**Task data:**
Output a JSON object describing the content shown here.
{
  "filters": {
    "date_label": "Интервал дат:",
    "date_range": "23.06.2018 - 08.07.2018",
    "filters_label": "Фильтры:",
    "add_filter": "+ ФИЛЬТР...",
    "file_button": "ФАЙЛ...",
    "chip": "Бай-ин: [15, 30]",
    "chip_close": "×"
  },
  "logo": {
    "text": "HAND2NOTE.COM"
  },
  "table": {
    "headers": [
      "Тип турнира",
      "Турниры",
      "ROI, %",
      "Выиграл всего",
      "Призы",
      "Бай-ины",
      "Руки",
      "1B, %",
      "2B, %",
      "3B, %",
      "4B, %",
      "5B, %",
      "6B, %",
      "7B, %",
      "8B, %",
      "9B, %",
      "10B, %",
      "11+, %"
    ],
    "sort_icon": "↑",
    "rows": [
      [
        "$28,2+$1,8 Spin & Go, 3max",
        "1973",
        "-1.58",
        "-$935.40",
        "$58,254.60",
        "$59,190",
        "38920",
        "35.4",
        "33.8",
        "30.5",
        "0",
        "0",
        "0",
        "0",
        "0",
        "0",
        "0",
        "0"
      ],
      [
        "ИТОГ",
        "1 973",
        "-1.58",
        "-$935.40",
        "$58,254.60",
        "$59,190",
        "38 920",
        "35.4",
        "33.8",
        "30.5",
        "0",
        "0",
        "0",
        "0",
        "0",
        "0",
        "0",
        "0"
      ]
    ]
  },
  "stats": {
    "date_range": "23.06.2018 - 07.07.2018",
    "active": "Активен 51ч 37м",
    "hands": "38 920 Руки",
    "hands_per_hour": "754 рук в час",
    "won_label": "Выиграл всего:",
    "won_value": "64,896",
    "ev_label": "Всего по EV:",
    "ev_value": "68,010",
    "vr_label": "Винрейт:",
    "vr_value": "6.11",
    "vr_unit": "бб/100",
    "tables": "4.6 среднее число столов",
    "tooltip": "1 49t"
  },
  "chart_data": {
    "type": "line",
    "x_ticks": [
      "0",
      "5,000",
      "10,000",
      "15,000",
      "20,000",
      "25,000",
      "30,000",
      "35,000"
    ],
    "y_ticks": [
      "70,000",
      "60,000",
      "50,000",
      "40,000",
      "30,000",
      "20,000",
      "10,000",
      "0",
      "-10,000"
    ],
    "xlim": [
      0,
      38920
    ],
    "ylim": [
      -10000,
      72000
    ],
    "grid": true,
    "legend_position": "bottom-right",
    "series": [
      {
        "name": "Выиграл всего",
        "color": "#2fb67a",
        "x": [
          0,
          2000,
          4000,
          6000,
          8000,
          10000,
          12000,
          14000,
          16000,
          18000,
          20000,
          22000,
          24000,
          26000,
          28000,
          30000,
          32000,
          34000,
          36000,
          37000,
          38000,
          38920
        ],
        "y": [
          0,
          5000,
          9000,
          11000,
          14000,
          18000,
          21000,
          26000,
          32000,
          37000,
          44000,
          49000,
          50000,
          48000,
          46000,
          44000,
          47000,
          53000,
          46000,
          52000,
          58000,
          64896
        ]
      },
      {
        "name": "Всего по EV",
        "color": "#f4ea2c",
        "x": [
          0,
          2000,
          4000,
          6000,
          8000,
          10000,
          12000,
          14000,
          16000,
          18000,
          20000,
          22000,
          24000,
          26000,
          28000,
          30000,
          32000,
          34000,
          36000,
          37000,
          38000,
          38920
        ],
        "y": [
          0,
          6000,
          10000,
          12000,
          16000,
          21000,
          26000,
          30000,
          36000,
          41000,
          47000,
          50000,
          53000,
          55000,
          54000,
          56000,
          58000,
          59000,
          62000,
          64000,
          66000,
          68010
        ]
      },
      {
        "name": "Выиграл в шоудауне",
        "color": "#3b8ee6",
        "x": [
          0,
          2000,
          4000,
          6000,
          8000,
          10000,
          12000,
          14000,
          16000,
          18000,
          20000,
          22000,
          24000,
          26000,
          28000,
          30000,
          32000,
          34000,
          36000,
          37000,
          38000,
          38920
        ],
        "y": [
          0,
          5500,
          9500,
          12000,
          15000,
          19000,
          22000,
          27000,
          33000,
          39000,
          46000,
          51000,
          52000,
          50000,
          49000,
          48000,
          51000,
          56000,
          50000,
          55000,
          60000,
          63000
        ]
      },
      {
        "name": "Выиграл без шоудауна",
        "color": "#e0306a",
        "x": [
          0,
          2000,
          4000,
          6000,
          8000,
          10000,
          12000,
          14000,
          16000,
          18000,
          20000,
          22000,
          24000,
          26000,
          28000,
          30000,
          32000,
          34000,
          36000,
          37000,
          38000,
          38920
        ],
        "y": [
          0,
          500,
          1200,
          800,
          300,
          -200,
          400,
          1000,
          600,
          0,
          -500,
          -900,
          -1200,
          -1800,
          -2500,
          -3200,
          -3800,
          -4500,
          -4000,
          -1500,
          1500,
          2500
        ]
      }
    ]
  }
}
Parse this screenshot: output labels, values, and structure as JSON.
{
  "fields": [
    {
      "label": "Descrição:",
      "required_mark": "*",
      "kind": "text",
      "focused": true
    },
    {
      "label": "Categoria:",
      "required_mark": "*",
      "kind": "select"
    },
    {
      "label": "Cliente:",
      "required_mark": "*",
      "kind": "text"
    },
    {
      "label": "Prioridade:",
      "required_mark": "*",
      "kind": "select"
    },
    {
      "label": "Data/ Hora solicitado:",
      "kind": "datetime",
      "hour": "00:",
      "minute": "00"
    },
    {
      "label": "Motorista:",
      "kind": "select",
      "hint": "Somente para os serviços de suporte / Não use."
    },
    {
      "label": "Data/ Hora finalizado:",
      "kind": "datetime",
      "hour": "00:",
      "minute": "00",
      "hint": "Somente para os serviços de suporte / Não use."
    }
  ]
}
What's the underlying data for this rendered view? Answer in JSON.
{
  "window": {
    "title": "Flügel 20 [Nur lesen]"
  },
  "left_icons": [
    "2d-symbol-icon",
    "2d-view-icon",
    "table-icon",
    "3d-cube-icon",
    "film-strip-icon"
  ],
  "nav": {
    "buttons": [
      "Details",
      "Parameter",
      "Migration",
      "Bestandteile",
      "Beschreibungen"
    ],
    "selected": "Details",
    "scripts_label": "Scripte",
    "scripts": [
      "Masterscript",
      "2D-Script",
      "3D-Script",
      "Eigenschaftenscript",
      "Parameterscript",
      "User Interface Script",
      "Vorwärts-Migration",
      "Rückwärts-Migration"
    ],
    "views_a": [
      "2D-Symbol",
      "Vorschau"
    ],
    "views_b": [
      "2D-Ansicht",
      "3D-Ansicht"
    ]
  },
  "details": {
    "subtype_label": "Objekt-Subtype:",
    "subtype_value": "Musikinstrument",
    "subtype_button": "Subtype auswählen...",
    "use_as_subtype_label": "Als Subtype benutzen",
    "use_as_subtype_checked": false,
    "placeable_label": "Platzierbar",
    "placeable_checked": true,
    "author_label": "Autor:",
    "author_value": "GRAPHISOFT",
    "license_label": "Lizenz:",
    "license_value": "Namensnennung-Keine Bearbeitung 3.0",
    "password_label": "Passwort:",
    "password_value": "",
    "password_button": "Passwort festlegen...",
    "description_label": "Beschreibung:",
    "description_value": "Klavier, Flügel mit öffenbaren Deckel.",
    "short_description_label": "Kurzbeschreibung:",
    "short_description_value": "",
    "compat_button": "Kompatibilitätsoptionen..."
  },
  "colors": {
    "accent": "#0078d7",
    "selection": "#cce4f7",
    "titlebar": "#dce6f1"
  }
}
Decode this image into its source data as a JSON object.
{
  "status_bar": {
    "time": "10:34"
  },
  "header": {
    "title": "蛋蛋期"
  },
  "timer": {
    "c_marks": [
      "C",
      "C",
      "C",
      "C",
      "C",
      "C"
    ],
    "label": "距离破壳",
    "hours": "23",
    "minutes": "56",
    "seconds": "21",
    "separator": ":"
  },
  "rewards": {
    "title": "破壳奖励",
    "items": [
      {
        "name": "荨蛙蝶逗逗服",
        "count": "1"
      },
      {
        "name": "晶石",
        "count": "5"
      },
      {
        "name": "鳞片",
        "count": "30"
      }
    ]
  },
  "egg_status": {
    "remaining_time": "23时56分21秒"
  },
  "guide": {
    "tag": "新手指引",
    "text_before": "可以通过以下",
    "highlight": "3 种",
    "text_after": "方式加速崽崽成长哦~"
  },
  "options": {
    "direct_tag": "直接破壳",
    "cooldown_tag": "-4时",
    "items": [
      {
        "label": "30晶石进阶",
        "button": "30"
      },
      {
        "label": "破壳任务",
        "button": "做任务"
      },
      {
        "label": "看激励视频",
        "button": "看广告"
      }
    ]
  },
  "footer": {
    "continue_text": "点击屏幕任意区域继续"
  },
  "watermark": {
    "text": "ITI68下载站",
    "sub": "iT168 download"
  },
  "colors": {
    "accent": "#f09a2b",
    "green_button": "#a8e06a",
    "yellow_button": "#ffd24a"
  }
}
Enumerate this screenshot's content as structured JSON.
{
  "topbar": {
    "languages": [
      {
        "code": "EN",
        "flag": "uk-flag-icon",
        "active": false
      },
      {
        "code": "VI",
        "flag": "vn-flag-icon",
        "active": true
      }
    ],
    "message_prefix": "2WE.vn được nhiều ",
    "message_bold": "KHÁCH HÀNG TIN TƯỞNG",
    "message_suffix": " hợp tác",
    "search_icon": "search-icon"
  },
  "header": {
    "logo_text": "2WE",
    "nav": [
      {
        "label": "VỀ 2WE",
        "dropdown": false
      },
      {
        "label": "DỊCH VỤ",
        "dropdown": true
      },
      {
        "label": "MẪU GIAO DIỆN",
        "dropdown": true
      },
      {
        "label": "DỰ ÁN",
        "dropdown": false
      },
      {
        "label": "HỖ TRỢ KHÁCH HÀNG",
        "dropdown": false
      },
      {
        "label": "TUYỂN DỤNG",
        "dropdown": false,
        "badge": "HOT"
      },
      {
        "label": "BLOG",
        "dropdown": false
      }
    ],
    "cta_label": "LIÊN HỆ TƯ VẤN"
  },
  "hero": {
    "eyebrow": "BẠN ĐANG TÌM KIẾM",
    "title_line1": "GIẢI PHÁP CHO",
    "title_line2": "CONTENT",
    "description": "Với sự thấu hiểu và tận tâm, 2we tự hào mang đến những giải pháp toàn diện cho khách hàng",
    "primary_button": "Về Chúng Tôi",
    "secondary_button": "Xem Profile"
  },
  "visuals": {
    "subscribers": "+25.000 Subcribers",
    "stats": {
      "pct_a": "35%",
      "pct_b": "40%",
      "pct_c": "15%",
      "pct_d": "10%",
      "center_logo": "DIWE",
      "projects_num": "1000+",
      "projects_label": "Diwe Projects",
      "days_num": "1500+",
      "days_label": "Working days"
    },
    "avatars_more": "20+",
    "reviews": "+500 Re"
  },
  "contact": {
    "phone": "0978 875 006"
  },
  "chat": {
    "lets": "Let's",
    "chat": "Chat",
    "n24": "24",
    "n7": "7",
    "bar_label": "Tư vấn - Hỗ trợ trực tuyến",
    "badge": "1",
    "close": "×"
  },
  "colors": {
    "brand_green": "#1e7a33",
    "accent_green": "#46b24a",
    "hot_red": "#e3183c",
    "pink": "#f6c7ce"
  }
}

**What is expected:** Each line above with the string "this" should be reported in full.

**Exercise result:**
Parse this screenshot: output labels, values, and structure as JSON.
What's the underlying data for this rendered view? Answer in JSON.
Decode this image into its source data as a JSON object.
Enumerate this screenshot's content as structured JSON.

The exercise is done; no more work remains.